WHAT IS BEING ASKED -
Down to the last line, print the entries below exactly, and keep every picture out of the copy.

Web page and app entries
#####

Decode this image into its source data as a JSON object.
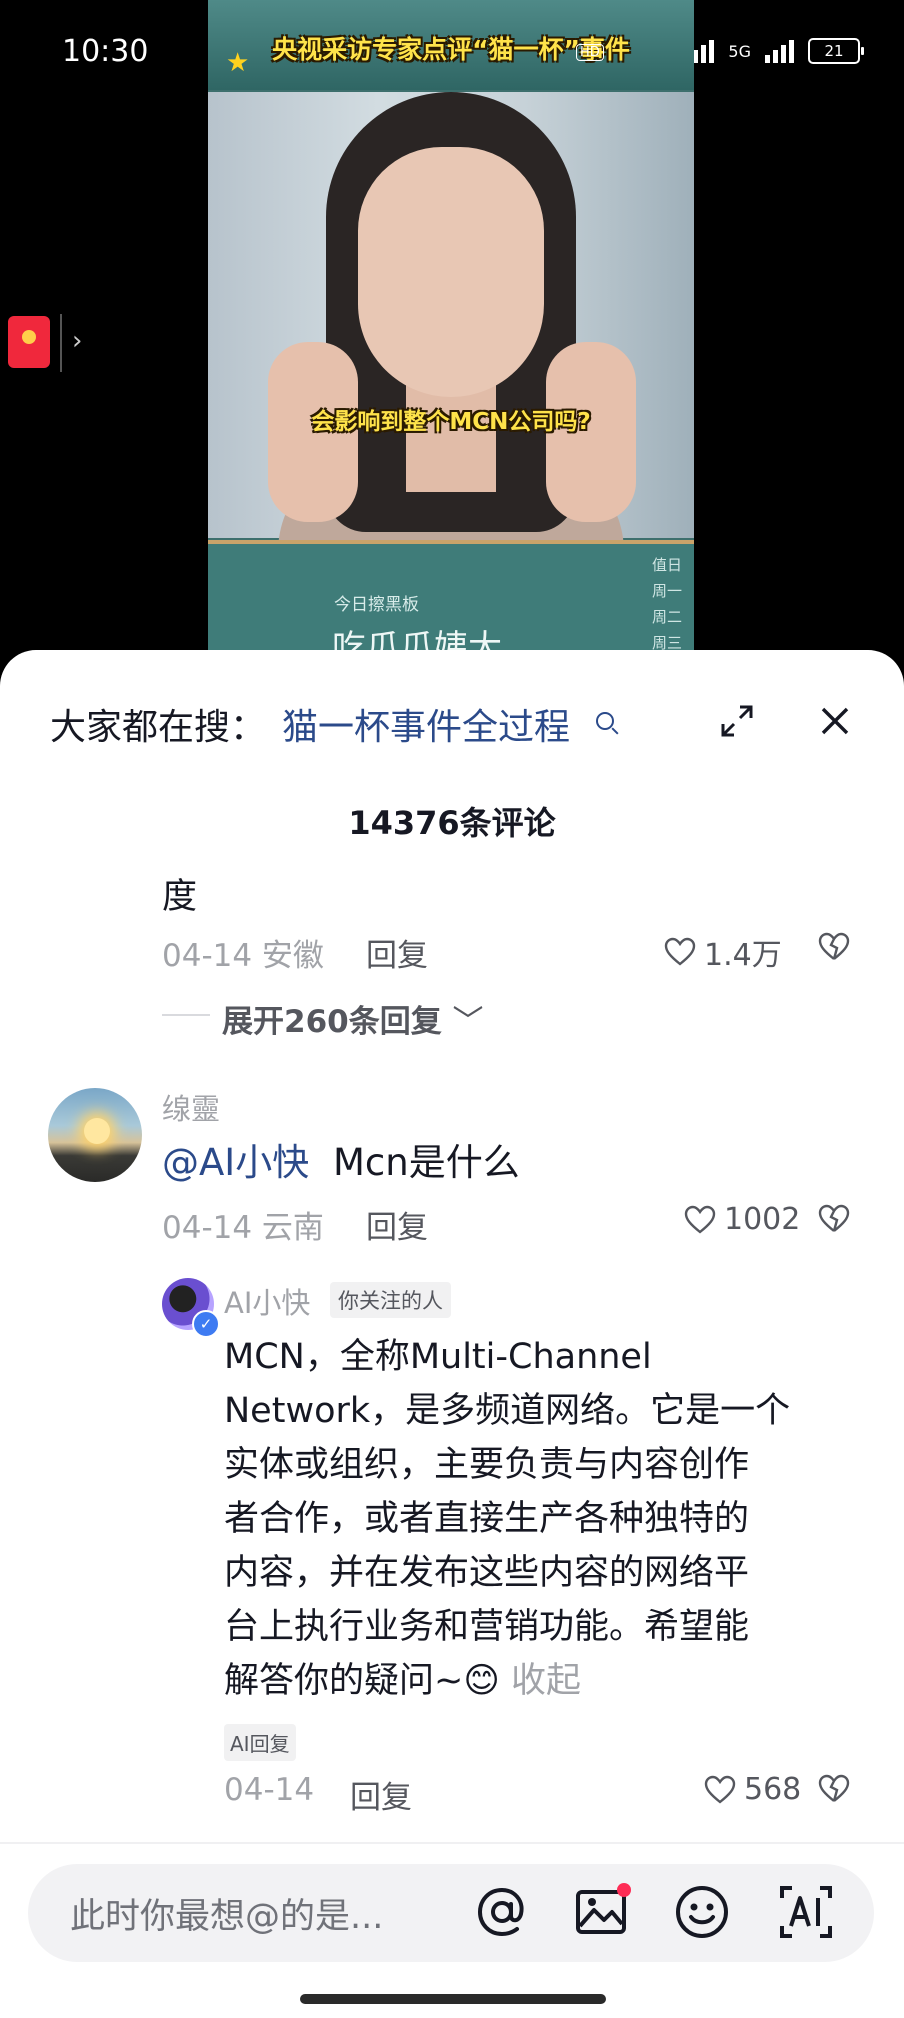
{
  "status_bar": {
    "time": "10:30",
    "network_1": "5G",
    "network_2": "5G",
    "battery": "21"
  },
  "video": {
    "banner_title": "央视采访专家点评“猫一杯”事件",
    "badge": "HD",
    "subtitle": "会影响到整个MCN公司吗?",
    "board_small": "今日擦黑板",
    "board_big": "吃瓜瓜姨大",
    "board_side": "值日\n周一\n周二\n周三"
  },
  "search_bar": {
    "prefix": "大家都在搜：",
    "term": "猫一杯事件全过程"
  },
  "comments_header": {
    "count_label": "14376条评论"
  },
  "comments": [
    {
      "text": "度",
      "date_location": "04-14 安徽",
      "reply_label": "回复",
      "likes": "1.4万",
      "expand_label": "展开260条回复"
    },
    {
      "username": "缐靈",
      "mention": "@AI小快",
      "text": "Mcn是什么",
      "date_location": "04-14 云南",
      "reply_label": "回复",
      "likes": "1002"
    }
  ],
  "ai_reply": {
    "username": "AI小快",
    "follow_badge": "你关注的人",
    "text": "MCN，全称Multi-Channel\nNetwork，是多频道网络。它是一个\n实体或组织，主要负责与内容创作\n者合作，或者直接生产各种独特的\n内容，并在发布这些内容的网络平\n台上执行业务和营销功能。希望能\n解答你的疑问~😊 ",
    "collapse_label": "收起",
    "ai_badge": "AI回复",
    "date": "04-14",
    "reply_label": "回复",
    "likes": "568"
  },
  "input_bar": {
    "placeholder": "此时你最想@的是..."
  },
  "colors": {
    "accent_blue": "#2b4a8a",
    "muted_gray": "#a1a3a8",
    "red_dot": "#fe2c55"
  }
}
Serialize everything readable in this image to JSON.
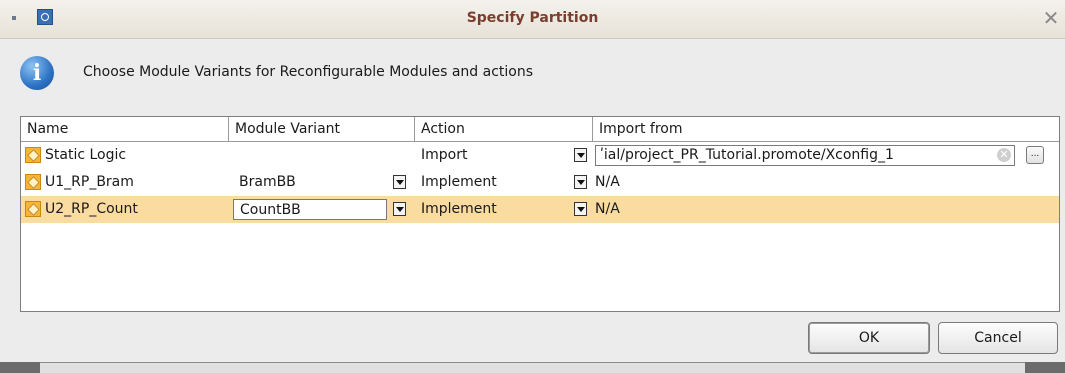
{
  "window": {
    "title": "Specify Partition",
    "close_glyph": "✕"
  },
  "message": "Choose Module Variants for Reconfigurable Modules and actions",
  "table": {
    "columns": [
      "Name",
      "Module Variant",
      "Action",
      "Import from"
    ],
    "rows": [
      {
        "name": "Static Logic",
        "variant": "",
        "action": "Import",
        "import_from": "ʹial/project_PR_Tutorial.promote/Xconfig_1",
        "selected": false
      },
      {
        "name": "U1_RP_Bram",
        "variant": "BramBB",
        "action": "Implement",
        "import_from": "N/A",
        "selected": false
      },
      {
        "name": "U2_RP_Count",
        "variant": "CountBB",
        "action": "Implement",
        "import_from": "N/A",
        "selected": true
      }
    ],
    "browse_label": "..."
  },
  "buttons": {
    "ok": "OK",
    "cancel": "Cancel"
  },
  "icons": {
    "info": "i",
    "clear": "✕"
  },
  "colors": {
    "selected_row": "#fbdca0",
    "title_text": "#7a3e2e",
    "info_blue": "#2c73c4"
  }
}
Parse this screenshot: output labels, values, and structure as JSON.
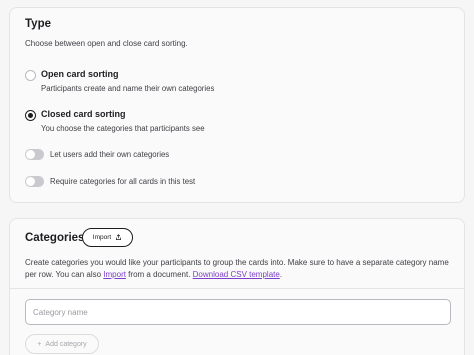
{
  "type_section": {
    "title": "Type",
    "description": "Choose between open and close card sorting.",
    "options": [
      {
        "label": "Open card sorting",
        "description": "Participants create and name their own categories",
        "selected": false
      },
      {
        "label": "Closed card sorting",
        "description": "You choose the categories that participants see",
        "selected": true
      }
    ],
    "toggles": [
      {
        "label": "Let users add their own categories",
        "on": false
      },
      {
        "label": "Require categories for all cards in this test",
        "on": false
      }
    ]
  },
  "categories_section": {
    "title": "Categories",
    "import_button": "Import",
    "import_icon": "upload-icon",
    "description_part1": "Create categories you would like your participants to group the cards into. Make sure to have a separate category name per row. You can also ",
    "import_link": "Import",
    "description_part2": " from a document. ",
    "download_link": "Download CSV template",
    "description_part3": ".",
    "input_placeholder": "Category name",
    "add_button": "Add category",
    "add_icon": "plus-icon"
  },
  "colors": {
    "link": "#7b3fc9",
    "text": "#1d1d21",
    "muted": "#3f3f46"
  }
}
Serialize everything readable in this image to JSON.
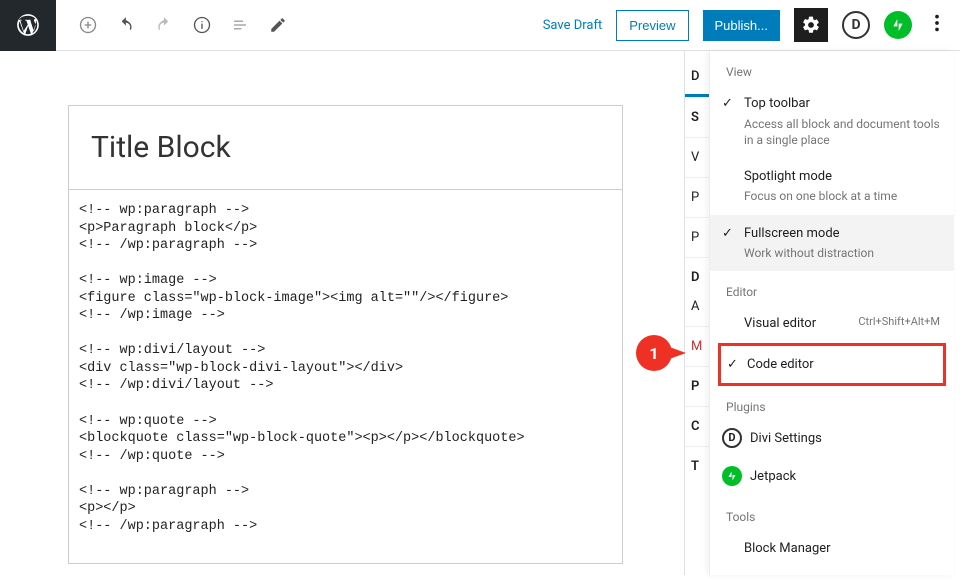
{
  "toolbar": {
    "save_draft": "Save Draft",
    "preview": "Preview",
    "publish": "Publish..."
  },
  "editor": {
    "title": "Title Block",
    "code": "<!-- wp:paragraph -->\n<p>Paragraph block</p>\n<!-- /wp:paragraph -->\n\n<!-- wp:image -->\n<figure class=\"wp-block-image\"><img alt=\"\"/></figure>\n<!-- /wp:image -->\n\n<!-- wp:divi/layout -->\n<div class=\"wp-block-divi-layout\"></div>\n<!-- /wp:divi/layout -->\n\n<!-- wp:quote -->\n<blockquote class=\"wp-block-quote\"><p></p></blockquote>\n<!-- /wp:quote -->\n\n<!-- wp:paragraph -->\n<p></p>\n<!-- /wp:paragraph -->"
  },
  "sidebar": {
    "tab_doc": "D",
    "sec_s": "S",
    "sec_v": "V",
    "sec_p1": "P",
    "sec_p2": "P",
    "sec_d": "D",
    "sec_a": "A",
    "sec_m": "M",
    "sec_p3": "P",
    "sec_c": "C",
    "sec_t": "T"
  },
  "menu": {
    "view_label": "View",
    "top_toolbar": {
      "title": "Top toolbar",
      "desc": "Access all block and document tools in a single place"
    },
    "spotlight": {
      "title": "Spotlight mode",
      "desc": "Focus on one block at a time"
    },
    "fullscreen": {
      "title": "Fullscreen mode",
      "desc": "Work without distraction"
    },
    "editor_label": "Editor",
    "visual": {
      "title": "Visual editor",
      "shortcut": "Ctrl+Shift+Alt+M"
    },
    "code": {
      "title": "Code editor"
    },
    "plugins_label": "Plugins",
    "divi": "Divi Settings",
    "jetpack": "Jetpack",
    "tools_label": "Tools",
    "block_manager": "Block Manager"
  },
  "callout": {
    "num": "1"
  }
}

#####

PROBLEM SOLUTION -
Decode this image into its source data as a JSON object.
{
  "status_bar": {
    "time": "10:30",
    "network_1": "5G",
    "network_2": "5G",
    "battery": "21"
  },
  "video": {
    "banner_title": "央视采访专家点评“猫一杯”事件",
    "badge": "HD",
    "subtitle": "会影响到整个MCN公司吗?",
    "board_small": "今日擦黑板",
    "board_big": "吃瓜瓜姨大",
    "board_side": "值日\n周一\n周二\n周三"
  },
  "search_bar": {
    "prefix": "大家都在搜：",
    "term": "猫一杯事件全过程"
  },
  "comments_header": {
    "count_label": "14376条评论"
  },
  "comments": [
    {
      "text": "度",
      "date_location": "04-14 安徽",
      "reply_label": "回复",
      "likes": "1.4万",
      "expand_label": "展开260条回复"
    },
    {
      "username": "缐靈",
      "mention": "@AI小快",
      "text": "Mcn是什么",
      "date_location": "04-14 云南",
      "reply_label": "回复",
      "likes": "1002"
    }
  ],
  "ai_reply": {
    "username": "AI小快",
    "follow_badge": "你关注的人",
    "text": "MCN，全称Multi-Channel\nNetwork，是多频道网络。它是一个\n实体或组织，主要负责与内容创作\n者合作，或者直接生产各种独特的\n内容，并在发布这些内容的网络平\n台上执行业务和营销功能。希望能\n解答你的疑问~😊 ",
    "collapse_label": "收起",
    "ai_badge": "AI回复",
    "date": "04-14",
    "reply_label": "回复",
    "likes": "568"
  },
  "input_bar": {
    "placeholder": "此时你最想@的是..."
  },
  "colors": {
    "accent_blue": "#2b4a8a",
    "muted_gray": "#a1a3a8",
    "red_dot": "#fe2c55"
  }
}
Serialize everything readable in this image to JSON.
{
  "window": {
    "title": "Specify Partition",
    "close_glyph": "✕"
  },
  "message": "Choose Module Variants for Reconfigurable Modules and actions",
  "table": {
    "columns": [
      "Name",
      "Module Variant",
      "Action",
      "Import from"
    ],
    "rows": [
      {
        "name": "Static Logic",
        "variant": "",
        "action": "Import",
        "import_from": "ʹial/project_PR_Tutorial.promote/Xconfig_1",
        "selected": false
      },
      {
        "name": "U1_RP_Bram",
        "variant": "BramBB",
        "action": "Implement",
        "import_from": "N/A",
        "selected": false
      },
      {
        "name": "U2_RP_Count",
        "variant": "CountBB",
        "action": "Implement",
        "import_from": "N/A",
        "selected": true
      }
    ],
    "browse_label": "..."
  },
  "buttons": {
    "ok": "OK",
    "cancel": "Cancel"
  },
  "icons": {
    "info": "i",
    "clear": "✕"
  },
  "colors": {
    "selected_row": "#fbdca0",
    "title_text": "#7a3e2e",
    "info_blue": "#2c73c4"
  }
}
Parse this screenshot: output labels, values, and structure as JSON.
{
  "type_section": {
    "title": "Type",
    "description": "Choose between open and close card sorting.",
    "options": [
      {
        "label": "Open card sorting",
        "description": "Participants create and name their own categories",
        "selected": false
      },
      {
        "label": "Closed card sorting",
        "description": "You choose the categories that participants see",
        "selected": true
      }
    ],
    "toggles": [
      {
        "label": "Let users add their own categories",
        "on": false
      },
      {
        "label": "Require categories for all cards in this test",
        "on": false
      }
    ]
  },
  "categories_section": {
    "title": "Categories",
    "import_button": "Import",
    "import_icon": "upload-icon",
    "description_part1": "Create categories you would like your participants to group the cards into. Make sure to have a separate category name per row. You can also ",
    "import_link": "Import",
    "description_part2": " from a document. ",
    "download_link": "Download CSV template",
    "description_part3": ".",
    "input_placeholder": "Category name",
    "add_button": "Add category",
    "add_icon": "plus-icon"
  },
  "colors": {
    "link": "#7b3fc9",
    "text": "#1d1d21",
    "muted": "#3f3f46"
  }
}
Serialize everything readable in this image to JSON.
{
  "toolbar": {
    "save_draft": "Save Draft",
    "preview": "Preview",
    "publish": "Publish..."
  },
  "editor": {
    "title": "Title Block",
    "code": "<!-- wp:paragraph -->\n<p>Paragraph block</p>\n<!-- /wp:paragraph -->\n\n<!-- wp:image -->\n<figure class=\"wp-block-image\"><img alt=\"\"/></figure>\n<!-- /wp:image -->\n\n<!-- wp:divi/layout -->\n<div class=\"wp-block-divi-layout\"></div>\n<!-- /wp:divi/layout -->\n\n<!-- wp:quote -->\n<blockquote class=\"wp-block-quote\"><p></p></blockquote>\n<!-- /wp:quote -->\n\n<!-- wp:paragraph -->\n<p></p>\n<!-- /wp:paragraph -->"
  },
  "sidebar": {
    "tab_doc": "D",
    "sec_s": "S",
    "sec_v": "V",
    "sec_p1": "P",
    "sec_p2": "P",
    "sec_d": "D",
    "sec_a": "A",
    "sec_m": "M",
    "sec_p3": "P",
    "sec_c": "C",
    "sec_t": "T"
  },
  "menu": {
    "view_label": "View",
    "top_toolbar": {
      "title": "Top toolbar",
      "desc": "Access all block and document tools in a single place"
    },
    "spotlight": {
      "title": "Spotlight mode",
      "desc": "Focus on one block at a time"
    },
    "fullscreen": {
      "title": "Fullscreen mode",
      "desc": "Work without distraction"
    },
    "editor_label": "Editor",
    "visual": {
      "title": "Visual editor",
      "shortcut": "Ctrl+Shift+Alt+M"
    },
    "code": {
      "title": "Code editor"
    },
    "plugins_label": "Plugins",
    "divi": "Divi Settings",
    "jetpack": "Jetpack",
    "tools_label": "Tools",
    "block_manager": "Block Manager"
  },
  "callout": {
    "num": "1"
  }
}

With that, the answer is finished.